Scotland politics

Sean Clerkin fined £1,000 for Labour protest

YouTube video Image copyright YouTube/Free Scotland
Image caption Footage of Clerkin attempting to force his way inside was posted on YouTube after the incident

A protestor has been fined £1,000 for gate crashing a Labour event at the Royal Concert Hall in Glasgow.

Sean Clerkin, 55, tried to enter an event where then-Shadow Chancellor Ed Balls was giving a speech.

He attempted to push past members of staff and repeatedly fell to the ground, alleging he had been assaulted.

Clerkin was found guilty of breach of the peace after a trial at Glasgow Sheriff Court.

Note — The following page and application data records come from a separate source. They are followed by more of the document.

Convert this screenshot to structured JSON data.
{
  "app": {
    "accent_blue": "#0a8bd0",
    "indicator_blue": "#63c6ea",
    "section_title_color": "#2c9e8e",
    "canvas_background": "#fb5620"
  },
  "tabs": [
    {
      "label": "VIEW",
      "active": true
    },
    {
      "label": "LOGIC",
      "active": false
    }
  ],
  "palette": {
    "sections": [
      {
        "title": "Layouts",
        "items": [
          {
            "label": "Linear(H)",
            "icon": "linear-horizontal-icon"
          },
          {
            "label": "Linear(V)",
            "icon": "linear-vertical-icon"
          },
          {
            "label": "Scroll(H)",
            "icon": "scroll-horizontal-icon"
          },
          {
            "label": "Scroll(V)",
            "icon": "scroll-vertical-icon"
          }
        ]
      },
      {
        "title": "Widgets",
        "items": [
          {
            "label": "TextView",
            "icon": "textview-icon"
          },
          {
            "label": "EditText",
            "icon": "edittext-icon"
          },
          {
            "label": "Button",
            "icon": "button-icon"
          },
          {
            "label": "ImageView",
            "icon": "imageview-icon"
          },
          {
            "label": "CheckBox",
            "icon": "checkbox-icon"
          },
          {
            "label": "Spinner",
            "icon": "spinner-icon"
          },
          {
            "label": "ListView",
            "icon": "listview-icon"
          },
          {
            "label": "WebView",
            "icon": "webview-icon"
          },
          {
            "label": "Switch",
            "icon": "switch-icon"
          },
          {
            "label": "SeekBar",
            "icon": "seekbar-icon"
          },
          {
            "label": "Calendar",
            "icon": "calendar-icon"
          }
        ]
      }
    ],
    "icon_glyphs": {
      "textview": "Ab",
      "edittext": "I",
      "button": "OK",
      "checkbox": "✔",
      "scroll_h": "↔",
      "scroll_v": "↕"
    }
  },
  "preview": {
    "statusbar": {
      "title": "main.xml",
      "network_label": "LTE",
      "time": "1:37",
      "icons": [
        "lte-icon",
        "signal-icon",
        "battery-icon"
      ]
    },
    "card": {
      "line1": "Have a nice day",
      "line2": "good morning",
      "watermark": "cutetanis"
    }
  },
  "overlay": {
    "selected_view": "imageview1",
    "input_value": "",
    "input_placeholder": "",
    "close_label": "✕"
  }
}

He later said he would be appealing against the conviction.

The court heard from Callum Munro, 24, who was the organiser for Scottish Labour when the incident happened on 1 April last year.

He said Mr Balls was giving a speech when Clerkin appeared in the building with two acquaintances.

Mr Munro said Clerkin became "blustery" and demanded to be able to go into the private event, and said that he had a right to attend.

The court was told Clerkin then "shouted for the best part of an hour" before attempting to push past Mr Munro to get into the room.

Not proven

The witness also said that Clerkin "feigned" falling over and claimed he had been assaulted.

Footage of the incident later appeared on YouTube, the court was told.

Sheriff Tony Kelly fined first offender Clerkin, from Barrhead, £1,000 for the offence.

Clerkin is a veteran anti-austerity campaigner best known for chasing former Scottish Labour leader Iain Gray into a sandwich shop in 2011, and for his protests as part of the pro-independence Scottish Resistance group.

At the start of the trial, defence lawyer John Flanagan made a motion that the sheriff should recuse himself because his brother is a Labour MSP.

But Sheriff Kelly told him: "I'm struggling to see what gives rise to the conflict."

Clerkin and co-accused Piers Doughty-Brown, 56, had faced a charge of behaving in a threatening or abusive manner on 16 May last year at the Scottish Labour offices on Bath Street, Glasgow, when Jim Murphy announced his resignation as leader.

But both were found not proven on that charge.